I am founder and president of the N.C Mountain Area Youth Soccer Association, based in Weaverville. I’m an assistant leader with Boy Scout Troop 15 in Weaverville. I am head coach of the North Buncombe Middle School boys’ soccer team, and I coach five other youth-soccer travel teams, all based in Weaverville. I coach two youth basketball teams in the Upward Basketball program, and I am heavily involved in gang intervention in Western North Carolina. I’m also a member of Holy Spirit Episcopal Church, where I help clean the church and mow the lawn.
Needless to say, I genuinely love this community, and I have been deeply, deeply troubled lately. The recent county-zoning notifications have left me puzzled and bewildered. The proposed concrete plant north of Weaverville at the intersection of Murphy Hill Road and the Old Mars Hill Highway has added insult to injury.
It has become crystal clear that as concerned, caring citizens of Weaverville, north Buncombe County and the surrounding area, we can no longer count on county or state government to help us with the resources and attention our community desperately needs. Instead, we must resort to and rely upon the intrinsic strength of the community itself: its concerned citizens! Collectively as a community, we must reach down and grab our bootstraps and get the job done ourselves. No one else, clearly, will do it for us.

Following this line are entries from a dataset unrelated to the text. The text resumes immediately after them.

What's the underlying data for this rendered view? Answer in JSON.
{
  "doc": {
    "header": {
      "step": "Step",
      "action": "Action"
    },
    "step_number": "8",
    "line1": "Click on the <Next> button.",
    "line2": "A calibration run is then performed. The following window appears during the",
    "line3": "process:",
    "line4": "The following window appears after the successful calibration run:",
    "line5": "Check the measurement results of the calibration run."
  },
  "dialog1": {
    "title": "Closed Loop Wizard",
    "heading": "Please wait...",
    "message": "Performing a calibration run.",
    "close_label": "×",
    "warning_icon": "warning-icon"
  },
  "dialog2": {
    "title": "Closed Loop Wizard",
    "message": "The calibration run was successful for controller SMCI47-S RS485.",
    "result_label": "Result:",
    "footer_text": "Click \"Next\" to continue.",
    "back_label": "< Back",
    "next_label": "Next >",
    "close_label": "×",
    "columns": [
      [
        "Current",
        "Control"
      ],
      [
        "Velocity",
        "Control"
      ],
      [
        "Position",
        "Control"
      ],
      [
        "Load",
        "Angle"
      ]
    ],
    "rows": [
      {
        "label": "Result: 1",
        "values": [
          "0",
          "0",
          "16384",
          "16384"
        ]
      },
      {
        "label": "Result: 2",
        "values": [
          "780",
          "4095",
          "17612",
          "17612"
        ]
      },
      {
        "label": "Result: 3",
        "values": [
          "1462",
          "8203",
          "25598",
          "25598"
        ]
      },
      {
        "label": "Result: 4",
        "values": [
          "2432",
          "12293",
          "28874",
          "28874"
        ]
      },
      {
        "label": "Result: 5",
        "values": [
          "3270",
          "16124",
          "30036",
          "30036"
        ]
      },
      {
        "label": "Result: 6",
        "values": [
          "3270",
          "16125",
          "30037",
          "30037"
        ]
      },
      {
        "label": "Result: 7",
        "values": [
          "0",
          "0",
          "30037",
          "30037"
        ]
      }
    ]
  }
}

The point of all this is that about two years ago I began promoting the idea of a creating a soccer complex in north Buncombe to alleviate the crisis our teams and other associations are facing in terms of access to playing fields. The north Buncombe soccer community quickly got behind the idea. But the more I talked with good friends who are commissioners and coaches of youth football, baseball, basketball, volleyball, etc., I heard again and again about their desperate need for the same thing for their sports. At that point, the idea expanded: What if we all pulled together as concerned citizens for youth athletics and recreation in general and made this a multipurpose athletic complex? They all quickly signed on, and MPAC was born.
Along the way, I spoke with good friends in the medical and senior communities in north Buncombe, and they shared their desperate need for 90-degree regulated pools for therapeutic and recreational swimming. Again I said, “What if?” The leaders and others in these communities also joined our efforts. And then some community-minded folks shared with me their desire for a central place where the community could come together for various functions. That led to yet another “What if?” They eagerly joined us.

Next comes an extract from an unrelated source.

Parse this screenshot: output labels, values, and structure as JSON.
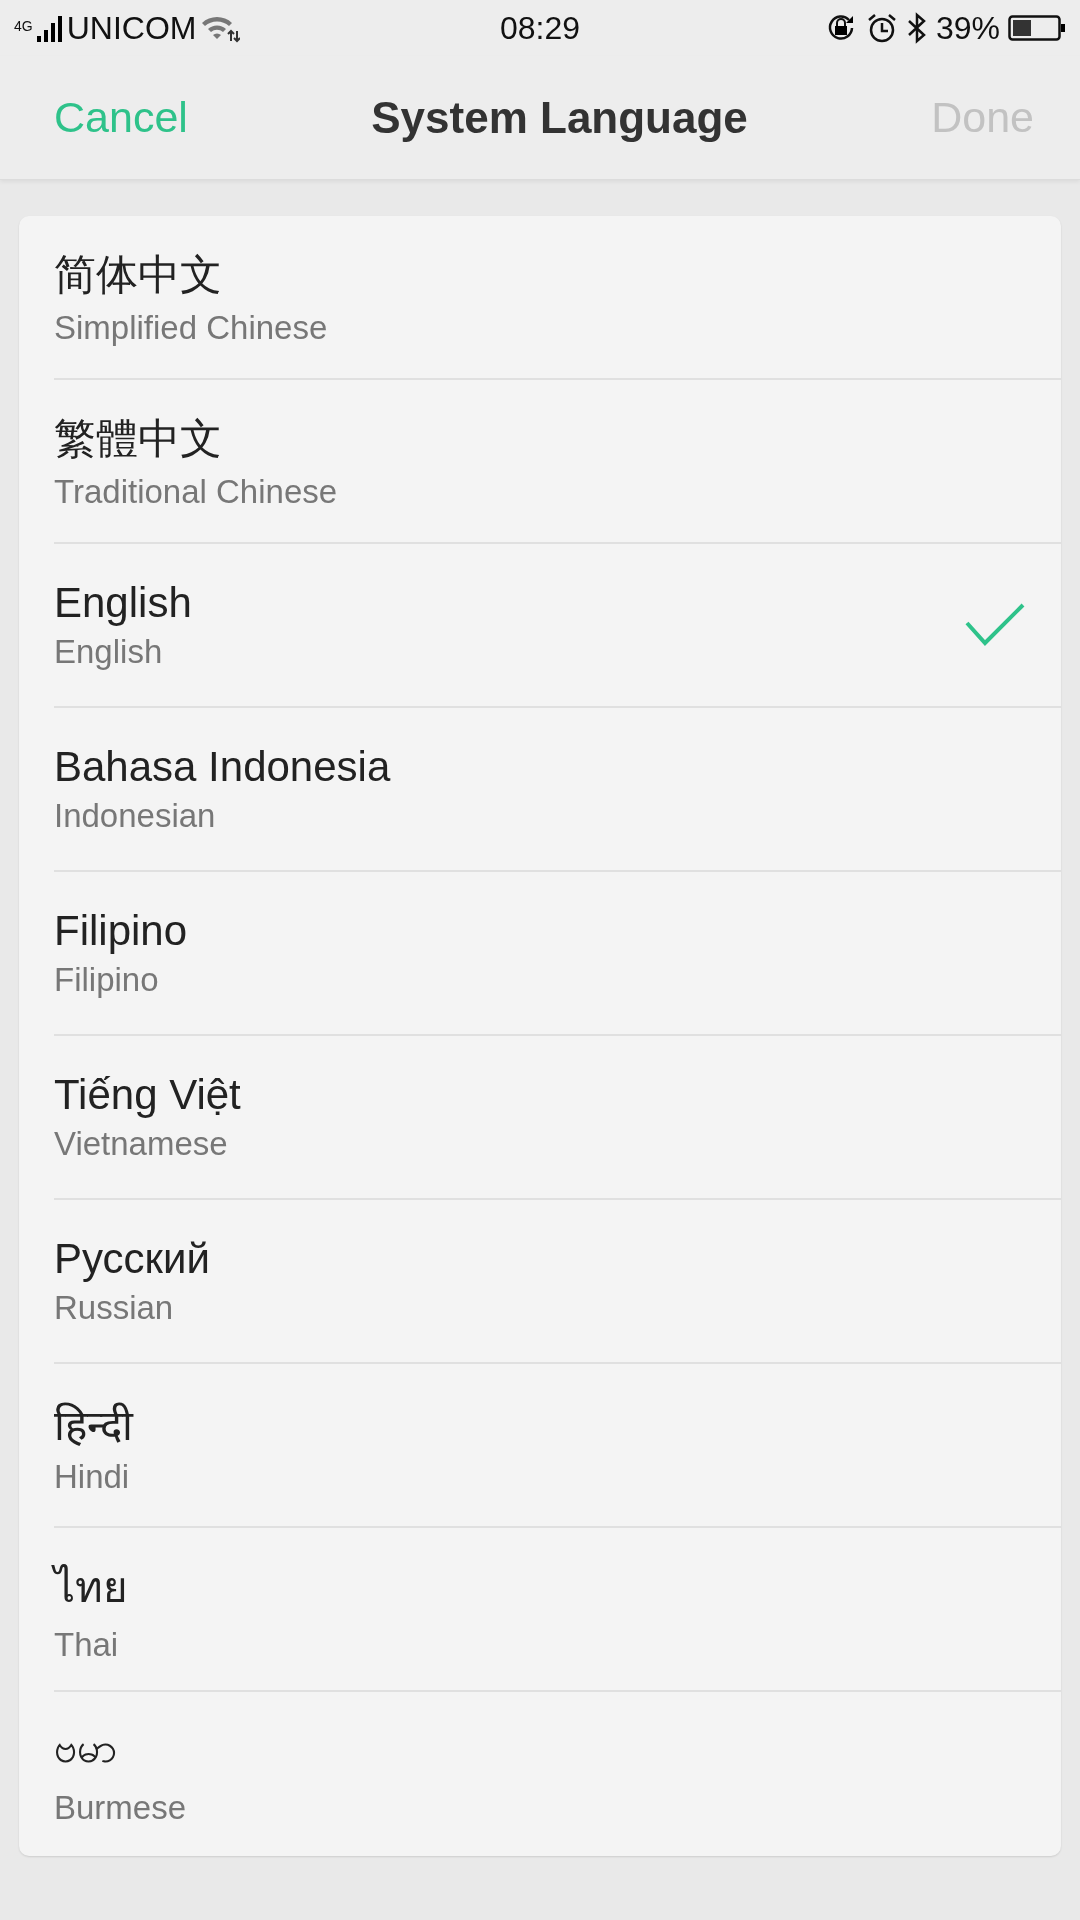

Still others concerned about our children and the burgeoning obesity epidemic shared their ideas. Once again I said, “What if?” They quickly got on board as well.
With all of this and much more, our initiative was launched. We have an intricate plan, not just a dream, to bring to Weaverville and north Buncombe a multipurpose athletic complex/community center that will answer many of our community’s desperate needs. The energy behind this initiative is colossal; the timing is poignant. Two mentors who have successfully done this elsewhere in the country have taken us under their wing.
I was doing my morning workout at a local fitness club recently, and a lady of about 50 was there for the first time. It appeared to be the first time she’d worked out in many years, so I welcomed her and made some small talk. A little later, however, she said to me: “There is so much out there about getting fit and wellness and healthy living. Every magazine, television station and radio program is pitching some plan or program. How can you ever tell which is right or best to do? It’s all too much.” I told her that we’re developing a plan for this as well, aiming to take healthy living to a new level in WNC.
MPAC is a huge effort that’s all about movement, wellness, community and healthy living. It’s about our children. The need is great on many fronts, and we feel strongly that MPAC is a far better, more community-minded option than a concrete plant for the property at Murphy Hill Road. But it will take a lot of money and a whole lot of community support to bring MPAC to fruition, and we desperately need your help. Please help us make an IMPACT!
[Weaverville resident Randy Bassham is founder and president of the N.C. Mountain Area Youth Soccer Association.]
The N.C. Mountain Area Youth Soccer Association is a certified 501(c)(3) nonprofit (federal tax ID No. 20-4450650). For more information or to get on board, e-mail email@example.com or call 645-2030.